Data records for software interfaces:

****

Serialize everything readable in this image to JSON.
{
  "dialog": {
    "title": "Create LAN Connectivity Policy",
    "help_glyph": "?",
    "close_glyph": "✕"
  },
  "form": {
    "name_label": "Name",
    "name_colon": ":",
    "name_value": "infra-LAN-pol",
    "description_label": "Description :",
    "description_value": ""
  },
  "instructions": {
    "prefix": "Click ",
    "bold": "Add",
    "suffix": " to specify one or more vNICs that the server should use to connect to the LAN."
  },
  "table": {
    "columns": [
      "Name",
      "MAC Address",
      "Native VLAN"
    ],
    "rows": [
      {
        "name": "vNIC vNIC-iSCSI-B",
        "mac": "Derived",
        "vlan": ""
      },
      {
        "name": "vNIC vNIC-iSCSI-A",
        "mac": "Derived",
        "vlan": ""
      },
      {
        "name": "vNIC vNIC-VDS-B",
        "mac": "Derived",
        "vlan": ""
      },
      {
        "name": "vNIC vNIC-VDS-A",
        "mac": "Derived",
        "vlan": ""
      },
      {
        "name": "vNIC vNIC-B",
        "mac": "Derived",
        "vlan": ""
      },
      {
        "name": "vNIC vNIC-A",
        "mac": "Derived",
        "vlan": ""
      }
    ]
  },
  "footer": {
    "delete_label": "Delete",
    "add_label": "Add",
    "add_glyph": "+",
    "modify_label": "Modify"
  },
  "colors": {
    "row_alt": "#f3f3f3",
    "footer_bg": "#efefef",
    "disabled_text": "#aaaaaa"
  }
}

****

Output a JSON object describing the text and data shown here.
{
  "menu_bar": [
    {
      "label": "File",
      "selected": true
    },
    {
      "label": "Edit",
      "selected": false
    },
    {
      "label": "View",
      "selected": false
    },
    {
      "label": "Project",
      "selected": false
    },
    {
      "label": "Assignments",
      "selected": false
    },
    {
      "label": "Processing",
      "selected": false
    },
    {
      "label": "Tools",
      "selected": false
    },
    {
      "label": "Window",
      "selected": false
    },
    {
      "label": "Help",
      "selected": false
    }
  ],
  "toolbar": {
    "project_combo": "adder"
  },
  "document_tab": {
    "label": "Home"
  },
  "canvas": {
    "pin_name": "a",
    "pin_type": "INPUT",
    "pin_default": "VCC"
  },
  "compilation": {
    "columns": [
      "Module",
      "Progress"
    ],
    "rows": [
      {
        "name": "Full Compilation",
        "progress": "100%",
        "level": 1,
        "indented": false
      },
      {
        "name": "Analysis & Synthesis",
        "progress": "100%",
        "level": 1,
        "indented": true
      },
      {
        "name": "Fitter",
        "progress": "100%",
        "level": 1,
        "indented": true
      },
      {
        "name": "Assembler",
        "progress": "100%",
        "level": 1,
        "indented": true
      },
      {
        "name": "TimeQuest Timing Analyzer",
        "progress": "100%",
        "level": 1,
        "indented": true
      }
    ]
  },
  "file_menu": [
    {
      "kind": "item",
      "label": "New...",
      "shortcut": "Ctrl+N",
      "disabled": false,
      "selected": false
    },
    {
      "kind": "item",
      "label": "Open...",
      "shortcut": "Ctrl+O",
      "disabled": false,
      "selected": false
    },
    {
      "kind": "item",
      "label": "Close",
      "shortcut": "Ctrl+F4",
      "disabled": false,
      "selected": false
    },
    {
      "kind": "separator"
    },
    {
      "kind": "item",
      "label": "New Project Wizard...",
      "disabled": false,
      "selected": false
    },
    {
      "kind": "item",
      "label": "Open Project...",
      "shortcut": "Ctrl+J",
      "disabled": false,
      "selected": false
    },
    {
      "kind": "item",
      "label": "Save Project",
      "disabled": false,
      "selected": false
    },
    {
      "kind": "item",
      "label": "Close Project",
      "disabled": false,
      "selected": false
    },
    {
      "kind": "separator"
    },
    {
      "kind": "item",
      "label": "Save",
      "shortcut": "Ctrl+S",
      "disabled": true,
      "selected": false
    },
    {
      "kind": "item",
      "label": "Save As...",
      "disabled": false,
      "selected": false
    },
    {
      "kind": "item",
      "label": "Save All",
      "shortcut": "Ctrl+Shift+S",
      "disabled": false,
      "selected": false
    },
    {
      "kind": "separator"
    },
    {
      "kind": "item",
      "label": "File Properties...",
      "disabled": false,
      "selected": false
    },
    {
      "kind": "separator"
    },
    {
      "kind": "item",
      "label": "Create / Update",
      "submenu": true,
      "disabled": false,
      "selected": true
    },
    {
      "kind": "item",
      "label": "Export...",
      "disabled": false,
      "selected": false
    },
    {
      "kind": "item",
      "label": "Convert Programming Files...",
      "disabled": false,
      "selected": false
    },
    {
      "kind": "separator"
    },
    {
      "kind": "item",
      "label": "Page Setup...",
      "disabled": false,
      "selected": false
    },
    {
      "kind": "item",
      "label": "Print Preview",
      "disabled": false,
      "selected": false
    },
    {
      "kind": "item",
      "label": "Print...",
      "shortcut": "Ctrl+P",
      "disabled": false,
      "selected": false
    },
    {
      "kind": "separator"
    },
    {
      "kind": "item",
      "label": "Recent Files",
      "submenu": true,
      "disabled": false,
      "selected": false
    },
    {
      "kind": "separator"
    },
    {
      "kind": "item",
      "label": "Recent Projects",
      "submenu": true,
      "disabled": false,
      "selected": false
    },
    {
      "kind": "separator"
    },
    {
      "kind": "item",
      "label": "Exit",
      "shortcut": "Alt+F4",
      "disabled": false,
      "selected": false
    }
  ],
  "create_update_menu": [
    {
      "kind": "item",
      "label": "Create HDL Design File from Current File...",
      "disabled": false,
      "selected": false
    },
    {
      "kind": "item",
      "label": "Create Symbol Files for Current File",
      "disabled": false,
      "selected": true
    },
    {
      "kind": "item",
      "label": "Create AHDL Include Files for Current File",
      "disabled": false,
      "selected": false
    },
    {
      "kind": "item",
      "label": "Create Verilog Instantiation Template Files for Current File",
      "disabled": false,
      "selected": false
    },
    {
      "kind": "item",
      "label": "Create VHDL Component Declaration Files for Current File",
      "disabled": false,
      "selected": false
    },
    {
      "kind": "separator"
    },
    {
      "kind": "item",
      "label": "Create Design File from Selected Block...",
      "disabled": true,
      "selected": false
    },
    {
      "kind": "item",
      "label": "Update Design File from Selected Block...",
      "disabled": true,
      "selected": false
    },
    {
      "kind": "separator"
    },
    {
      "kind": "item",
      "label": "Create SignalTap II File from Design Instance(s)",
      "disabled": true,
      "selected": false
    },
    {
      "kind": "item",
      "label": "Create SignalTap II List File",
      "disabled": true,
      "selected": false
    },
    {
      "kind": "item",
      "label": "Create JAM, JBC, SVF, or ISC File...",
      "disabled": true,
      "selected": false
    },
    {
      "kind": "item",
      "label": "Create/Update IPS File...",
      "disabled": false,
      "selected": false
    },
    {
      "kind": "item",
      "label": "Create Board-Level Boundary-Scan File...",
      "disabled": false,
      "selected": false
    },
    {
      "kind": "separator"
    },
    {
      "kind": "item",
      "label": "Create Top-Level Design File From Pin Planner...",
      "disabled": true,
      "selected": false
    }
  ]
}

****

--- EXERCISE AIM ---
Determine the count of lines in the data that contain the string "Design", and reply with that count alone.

--- EXERCISE OUTPUT ---
5